The National Federation of Independent Business (NFIB) reported Tuesday morning that its small business optimism index for August came in at 94, essentially flat with July’s reading of 94.1. In May the index reached 94.4, its second highest reading since December 2007.
Of the 10 index components, the NFIB recorded gains in five. The reading in current inventories was flat in August, while readings fell in four components. The largest drop came in earnings trends, where the change from July was -13 points. On the positive side, real sales expectations rose eight points.
Another positive surprise came in business owners’ plans to increase employment. The index reading rose seven points, leading the NFIB’s chief economist to say:
The August reading provided us with a rather perplexing set of statistics; internally consistent on some dimensions, such as lower sales bringing lower profits, but contradictory in other ways, such as lower job openings but huge gains in hiring plans. We know that the upcoming implementation deadlines for the healthcare law are weighing on the minds of employers, and the current dim prospects for real tax reform must be, as well.
Sales were reported down a net 17 points in August, to an index reading of -24. That represents the second steepest monthly decline in the history of the NFIB survey. Expectations rose by 2% to a total of 7% for sales increases during the next three months.
Just 2% of small business owners raised prices in the month of August, while 21% expect to raise prices in the next few months and 3% plan to lower prices.
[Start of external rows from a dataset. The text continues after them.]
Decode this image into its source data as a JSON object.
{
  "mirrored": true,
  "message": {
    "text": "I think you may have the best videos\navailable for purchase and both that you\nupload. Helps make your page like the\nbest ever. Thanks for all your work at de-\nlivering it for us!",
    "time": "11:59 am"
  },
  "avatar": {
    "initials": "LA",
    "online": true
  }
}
The biggest drags on independent businesses, according to the survey, were taxes (noted by 23% of respondents), regulations and red tape noted by 21% of respondents) and poor sales (noted by 17%).